*EXERCISE OBJECTIVE*. What lines of the data below include the word "NWLink"? Report them by copying each.

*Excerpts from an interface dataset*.
*-*-*
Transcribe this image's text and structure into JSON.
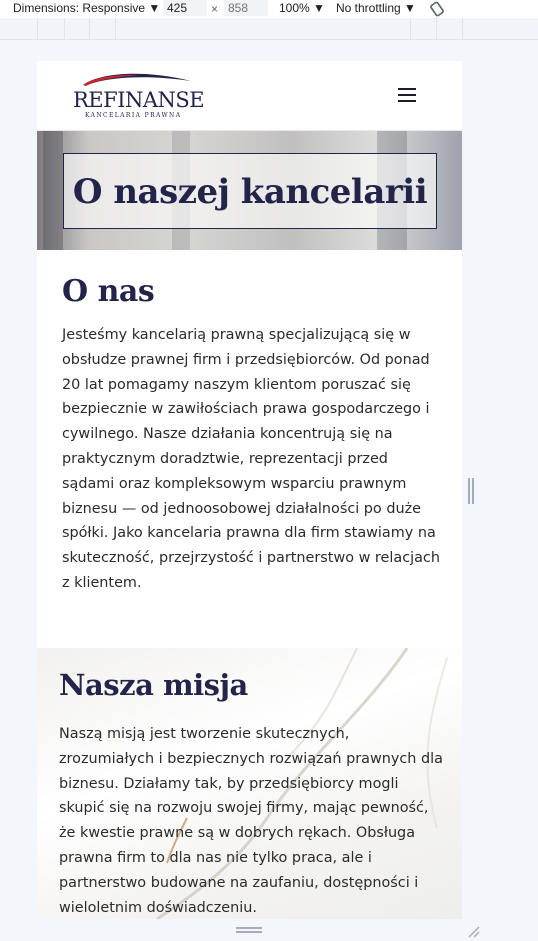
{
  "devtools": {
    "dimensions_label": "Dimensions: Responsive ▼",
    "width_value": "425",
    "times": "×",
    "height_placeholder": "858",
    "zoom_label": "100% ▼",
    "throttling_label": "No throttling ▼",
    "rotate_icon": "rotate-icon"
  },
  "site": {
    "logo": {
      "name": "REFINANSE",
      "tagline": "KANCELARIA PRAWNA",
      "colors": {
        "red": "#c1272d",
        "navy": "#23244a"
      }
    },
    "menu_icon": "hamburger-icon",
    "hero_title": "O naszej kancelarii",
    "about": {
      "heading": "O nas",
      "text": "Jesteśmy kancelarią prawną specjalizującą się w obsłudze prawnej firm i przedsiębiorców. Od ponad 20 lat pomagamy naszym klientom poruszać się bezpiecznie w zawiłościach prawa gospodarczego i cywilnego. Nasze działania koncentrują się na praktycznym doradztwie, reprezentacji przed sądami oraz kompleksowym wsparciu prawnym biznesu — od jednoosobowej działalności po duże spółki. Jako kancelaria prawna dla firm stawiamy na skuteczność, przejrzystość i partnerstwo w relacjach z klientem."
    },
    "mission": {
      "heading": "Nasza misja",
      "text": "Naszą misją jest tworzenie skutecznych, zrozumiałych i bezpiecznych rozwiązań prawnych dla biznesu. Działamy tak, by przedsiębiorcy mogli skupić się na rozwoju swojej firmy, mając pewność, że kwestie prawne są w dobrych rękach. Obsługa prawna firm to dla nas nie tylko praca, ale i partnerstwo budowane na zaufaniu, dostępności i wieloletnim doświadczeniu."
    }
  }
}
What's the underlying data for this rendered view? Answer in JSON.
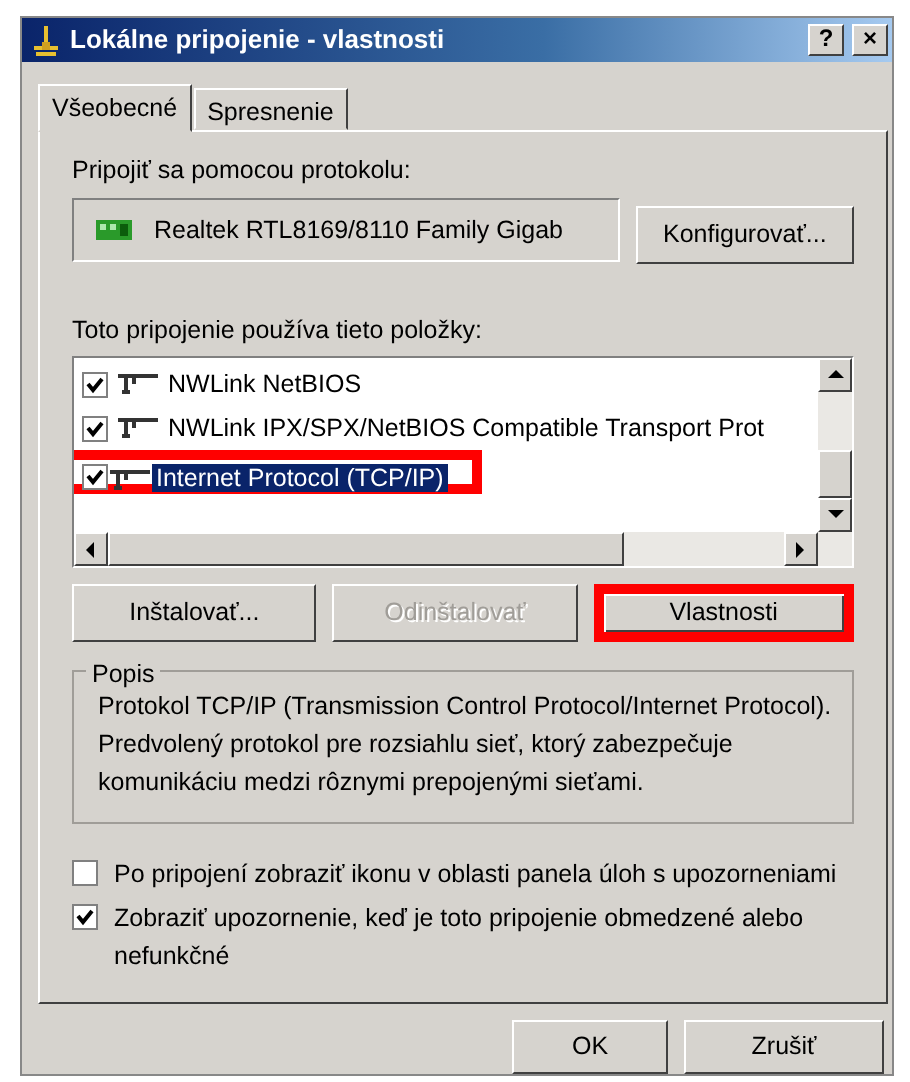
{
  "window": {
    "title": "Lokálne pripojenie - vlastnosti",
    "title_buttons": [
      "?",
      "×"
    ]
  },
  "tabs": [
    {
      "label": "Všeobecné",
      "selected": true
    },
    {
      "label": "Spresnenie",
      "selected": false
    }
  ],
  "connect_using": {
    "label": "Pripojiť sa pomocou protokolu:",
    "adapter": "Realtek RTL8169/8110 Family Gigab",
    "button": "Konfigurovať..."
  },
  "components": {
    "label": "Toto pripojenie používa tieto položky:",
    "items": [
      {
        "name": "NWLink NetBIOS",
        "checked": true,
        "selected": false,
        "highlighted": false
      },
      {
        "name": "NWLink IPX/SPX/NetBIOS Compatible Transport Prot",
        "checked": true,
        "selected": false,
        "highlighted": false
      },
      {
        "name": "Internet Protocol (TCP/IP)",
        "checked": true,
        "selected": true,
        "highlighted": true
      }
    ]
  },
  "buttons": [
    {
      "label": "Inštalovať...",
      "disabled": false,
      "highlighted": false
    },
    {
      "label": "Odinštalovať",
      "disabled": true,
      "highlighted": false
    },
    {
      "label": "Vlastnosti",
      "disabled": false,
      "highlighted": true
    }
  ],
  "description": {
    "title": "Popis",
    "text": "Protokol TCP/IP (Transmission Control Protocol/Internet Protocol). Predvolený protokol pre rozsiahlu sieť, ktorý zabezpečuje komunikáciu medzi rôznymi prepojenými sieťami."
  },
  "options": [
    {
      "label": "Po pripojení zobraziť ikonu v oblasti panela úloh s upozorneniami",
      "checked": false
    },
    {
      "label": "Zobraziť upozornenie, keď je toto pripojenie obmedzené alebo nefunkčné",
      "checked": true
    }
  ],
  "footer_buttons": [
    "OK",
    "Zrušiť"
  ]
}
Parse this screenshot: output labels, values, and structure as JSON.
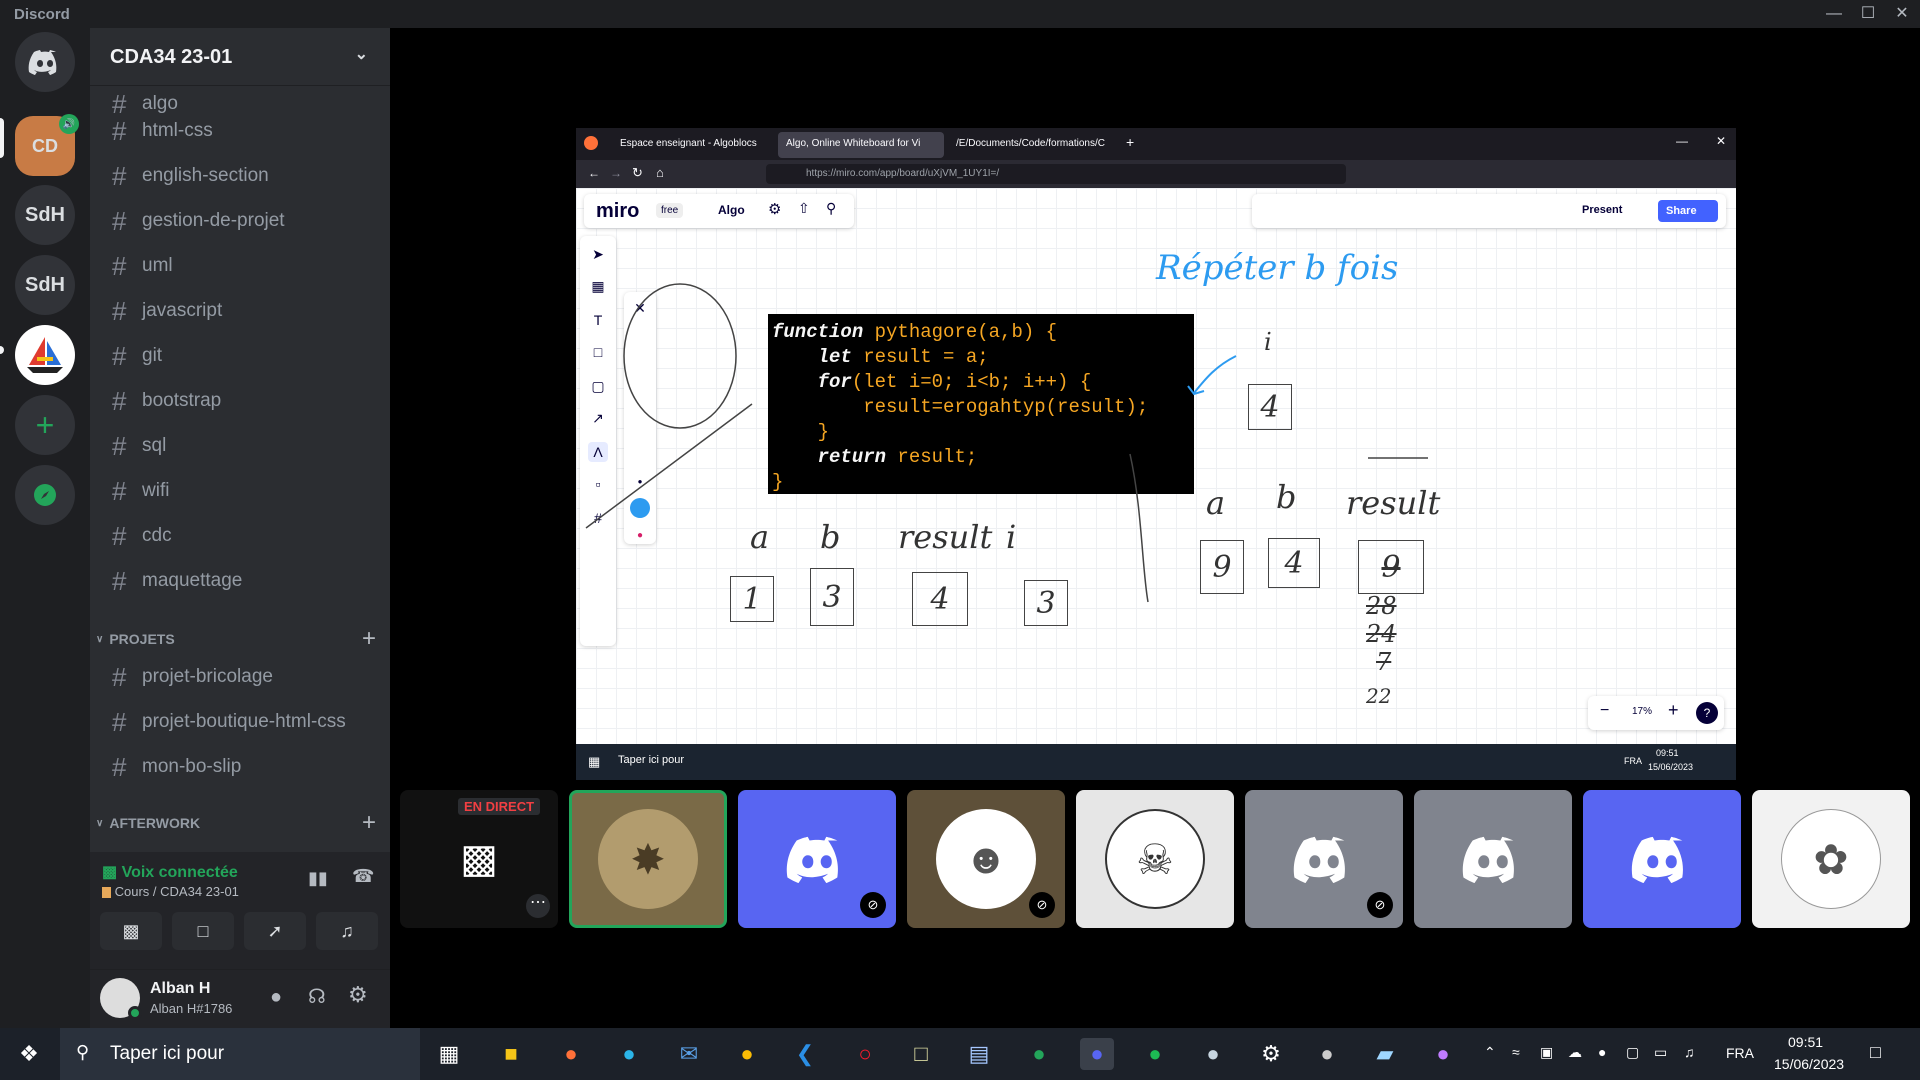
{
  "window": {
    "title": "Discord",
    "controls": [
      "minimize",
      "maximize",
      "close"
    ]
  },
  "server_rail": {
    "items": [
      {
        "label": "",
        "icon": "discord-logo-icon"
      },
      {
        "label": "CD",
        "icon": "server-cda-icon",
        "badge": "speaker"
      },
      {
        "label": "SdH",
        "icon": ""
      },
      {
        "label": "SdH",
        "icon": ""
      },
      {
        "label": "",
        "icon": "sailboat-icon"
      },
      {
        "label": "+",
        "icon": "add-server-icon"
      },
      {
        "label": "",
        "icon": "compass-icon"
      }
    ]
  },
  "sidebar": {
    "server_name": "CDA34 23-01",
    "partial_channel": "algo",
    "channels": [
      "html-css",
      "english-section",
      "gestion-de-projet",
      "uml",
      "javascript",
      "git",
      "bootstrap",
      "sql",
      "wifi",
      "cdc",
      "maquettage"
    ],
    "categories": [
      {
        "name": "PROJETS",
        "channels": [
          "projet-bricolage",
          "projet-boutique-html-css",
          "mon-bo-slip"
        ]
      },
      {
        "name": "AFTERWORK",
        "channels": []
      }
    ]
  },
  "voice": {
    "status": "Voix connectée",
    "location": "Cours / CDA34 23-01"
  },
  "user": {
    "name": "Alban H",
    "tag": "Alban H#1786"
  },
  "browser": {
    "tabs": [
      "Espace enseignant - Algoblocs",
      "Algo, Online Whiteboard for Vi",
      "/E/Documents/Code/formations/C"
    ],
    "url": "https://miro.com/app/board/uXjVM_1UY1I=/"
  },
  "miro": {
    "logo": "miro",
    "plan": "free",
    "board_name": "Algo",
    "present_label": "Present",
    "share_label": "Share",
    "zoom": "17%",
    "code_lines": [
      {
        "kw": "function",
        "rest": " pythagore(a,b) {"
      },
      {
        "kw": "    let",
        "rest": " result = a;"
      },
      {
        "kw": "    for",
        "rest": "(let i=0; i<b; i++) {"
      },
      {
        "kw": "",
        "rest": "        result=erogahtyp(result);"
      },
      {
        "kw": "",
        "rest": "    }"
      },
      {
        "kw": "    return",
        "rest": " result;"
      },
      {
        "kw": "",
        "rest": "}"
      }
    ],
    "handwriting": {
      "note": "Répéter b fois",
      "labels_left": [
        "a",
        "b",
        "result",
        "i"
      ],
      "values_left": [
        "1",
        "3",
        "4",
        "3"
      ],
      "labels_right": [
        "a",
        "b",
        "result"
      ],
      "values_right": [
        "9",
        "4",
        "9"
      ],
      "result_sequence": [
        "28",
        "24",
        "7",
        "22"
      ],
      "i_box": "4",
      "i_label": "i"
    },
    "inner_taskbar": {
      "search": "Taper ici pour",
      "lang": "FRA",
      "time": "09:51",
      "date": "15/06/2023"
    }
  },
  "video_strip": {
    "live_badge": "EN DIRECT"
  },
  "taskbar": {
    "search_placeholder": "Taper ici pour",
    "lang": "FRA",
    "time": "09:51",
    "date": "15/06/2023"
  },
  "colors": {
    "discord_blurple": "#5865f2",
    "green": "#23a55a",
    "dark": "#1e1f22"
  }
}
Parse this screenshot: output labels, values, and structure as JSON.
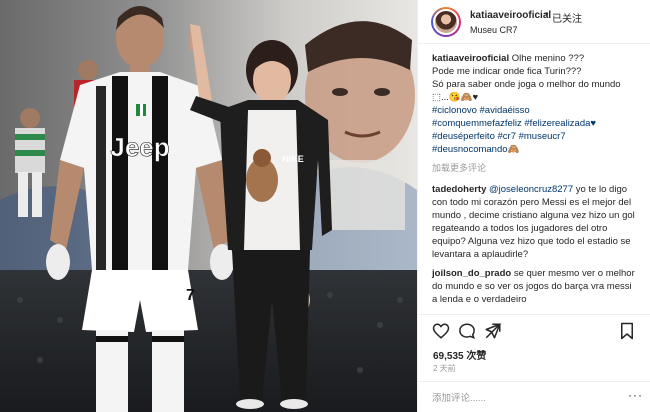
{
  "post": {
    "username": "katiaaveirooficial",
    "follow_status": "已关注",
    "location": "Museu CR7",
    "caption_lines": [
      "Olhe menino ???",
      "Pode me indicar onde fica Turin???",
      "Só para saber onde joga o melhor do mundo ⬚...😘🙈♥"
    ],
    "hashtags": [
      "#ciclonovo #avidaéisso",
      "#comquemmefazfeliz #felizerealizada♥",
      "#deuséperfeito #cr7 #museucr7",
      "#deusnocomando🙈"
    ],
    "translate": "加载更多评论"
  },
  "comments": [
    {
      "user": "tadedoherty",
      "mention": "@joseleoncruz8277",
      "text": "yo te lo digo con todo mi corazón pero Messi es el mejor del mundo , decime cristiano alguna vez hizo un gol regateando a todos los jugadores del otro equipo? Alguna vez hizo que todo el estadio se levantara a aplaudirle?"
    },
    {
      "user": "joilson_do_prado",
      "text": "se quer mesmo ver o melhor do mundo e so ver os jogos do barça vra messi a lenda e o verdadeiro"
    }
  ],
  "stats": {
    "likes_count": "69,535",
    "likes_word": "次赞",
    "time_ago": "2 天前"
  },
  "composer": {
    "placeholder": "添加评论......",
    "options": "···"
  },
  "photo": {
    "jersey_sponsor": "Jeep",
    "shirt_brand": "NIKE",
    "shorts_number": "7"
  },
  "colors": {
    "link": "#003569",
    "muted": "#999999",
    "text": "#262626",
    "border": "#efefef"
  },
  "icons": [
    "heart-icon",
    "comment-icon",
    "share-icon",
    "bookmark-icon"
  ]
}
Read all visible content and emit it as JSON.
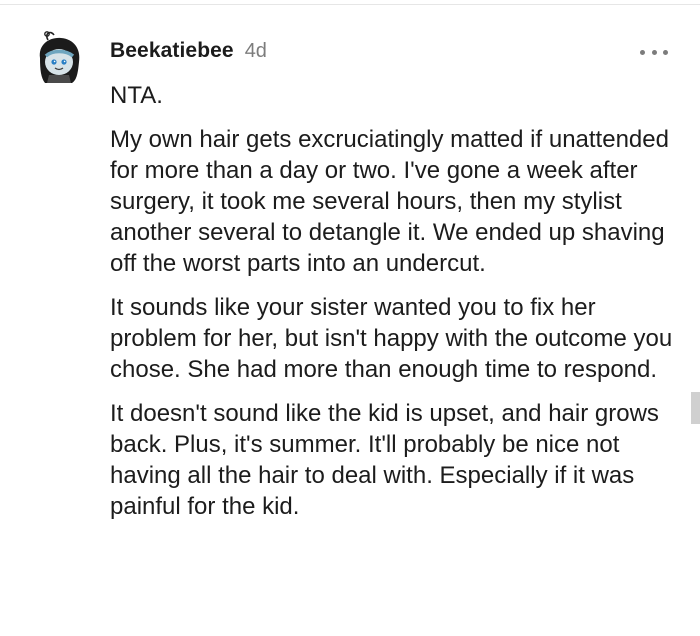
{
  "comment": {
    "author": "Beekatiebee",
    "age": "4d",
    "more_menu_icon": "ellipsis-horizontal-icon",
    "avatar_icon": "snoo-avatar-icon",
    "paragraphs": [
      "NTA.",
      "My own hair gets excruciatingly matted if unattended for more than a day or two. I've gone a week after surgery, it took me several hours, then my stylist another several to detangle it. We ended up shaving off the worst parts into an undercut.",
      "It sounds like your sister wanted you to fix her problem for her, but isn't happy with the outcome you chose. She had more than enough time to respond.",
      "It doesn't sound like the kid is upset, and hair grows back. Plus, it's summer. It'll probably be nice not having all the hair to deal with. Especially if it was painful for the kid."
    ]
  },
  "colors": {
    "text": "#1c1c1c",
    "meta": "#7c7c7c",
    "background": "#ffffff"
  }
}
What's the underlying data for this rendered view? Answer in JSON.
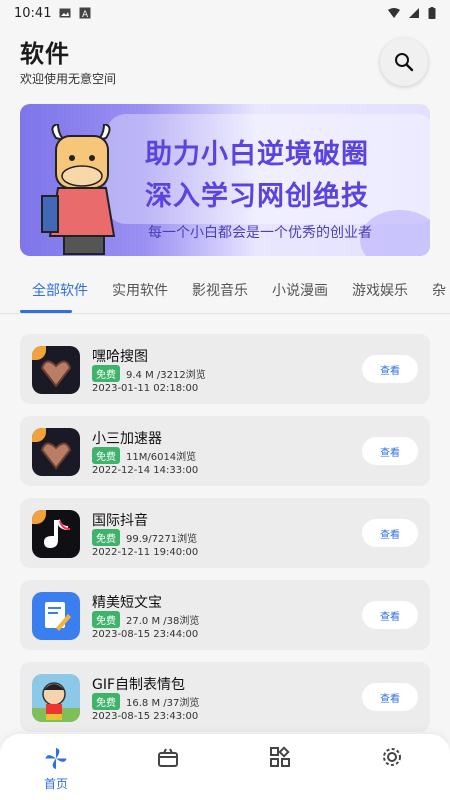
{
  "status_bar": {
    "time": "10:41"
  },
  "header": {
    "title": "软件",
    "subtitle": "欢迎使用无意空间"
  },
  "banner": {
    "line1": "助力小白逆境破圈",
    "line2": "深入学习网创绝技",
    "tagline": "每一个小白都会是一个优秀的创业者"
  },
  "tabs": [
    "全部软件",
    "实用软件",
    "影视音乐",
    "小说漫画",
    "游戏娱乐",
    "杂"
  ],
  "apps": [
    {
      "name": "嘿哈搜图",
      "badge": "免费",
      "size_views": "9.4 M /3212浏览",
      "date": "2023-01-11 02:18:00",
      "button": "查看"
    },
    {
      "name": "小三加速器",
      "badge": "免费",
      "size_views": "11M/6014浏览",
      "date": "2022-12-14 14:33:00",
      "button": "查看"
    },
    {
      "name": "国际抖音",
      "badge": "免费",
      "size_views": "99.9/7271浏览",
      "date": "2022-12-11 19:40:00",
      "button": "查看"
    },
    {
      "name": "精美短文宝",
      "badge": "免费",
      "size_views": "27.0 M /38浏览",
      "date": "2023-08-15 23:44:00",
      "button": "查看"
    },
    {
      "name": "GIF自制表情包",
      "badge": "免费",
      "size_views": "16.8 M /37浏览",
      "date": "2023-08-15 23:43:00",
      "button": "查看"
    }
  ],
  "bottom_nav": {
    "home_label": "首页"
  },
  "colors": {
    "accent": "#2f6fe0",
    "badge": "#3fb26b",
    "banner_text": "#5a43e0"
  }
}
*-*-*
*TASK RESULT*.
        "name": "NWLink NetBIOS",
        "name": "NWLink IPX/SPX/NetBIOS Compatible Transport Prot",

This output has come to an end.